[Excerpts from an interface dataset]
○ ○ ○ ○ ○ ○ ○

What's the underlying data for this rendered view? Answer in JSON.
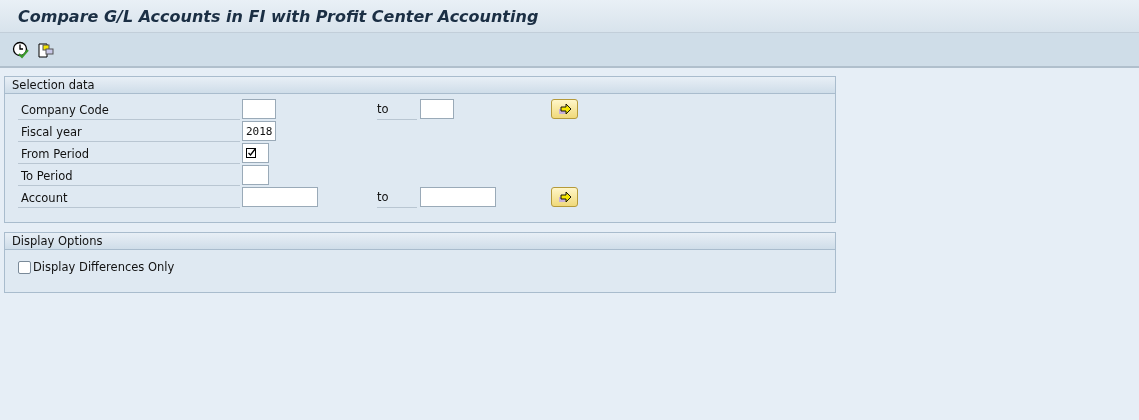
{
  "window": {
    "title": "Compare G/L Accounts in FI with Profit Center Accounting"
  },
  "toolbar": {
    "buttons": [
      {
        "kind": "execute"
      },
      {
        "kind": "variants"
      }
    ]
  },
  "groups": [
    {
      "title": "Selection data",
      "rows": [
        {
          "kind": "range",
          "label": "Company Code",
          "value": "",
          "required": false,
          "to_label": "to",
          "to_value": ""
        },
        {
          "kind": "single",
          "label": "Fiscal year",
          "value": "2018",
          "required": false
        },
        {
          "kind": "single",
          "label": "From Period",
          "value": "",
          "required": true
        },
        {
          "kind": "single",
          "label": "To Period",
          "value": "",
          "required": false
        },
        {
          "kind": "range",
          "label": "Account",
          "value": "",
          "required": false,
          "to_label": "to",
          "to_value": ""
        }
      ]
    },
    {
      "title": "Display Options",
      "rows": [
        {
          "kind": "checkbox",
          "label": "Display Differences Only",
          "checked": false
        }
      ]
    }
  ]
}
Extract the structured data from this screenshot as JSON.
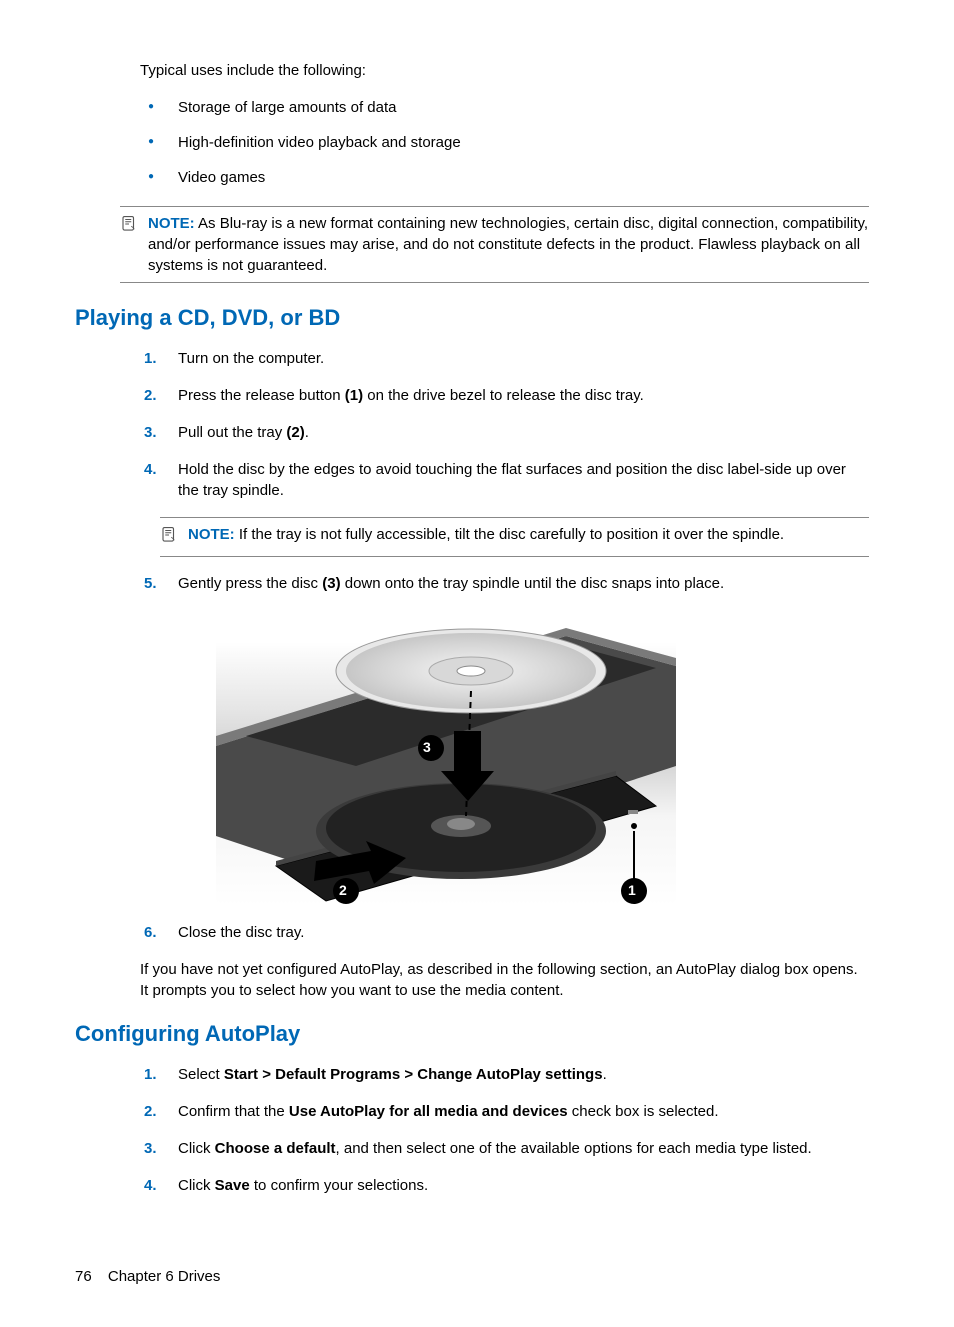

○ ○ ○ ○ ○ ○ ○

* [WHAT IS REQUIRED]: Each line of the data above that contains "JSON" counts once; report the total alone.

* [ANSWER SPACE]: 2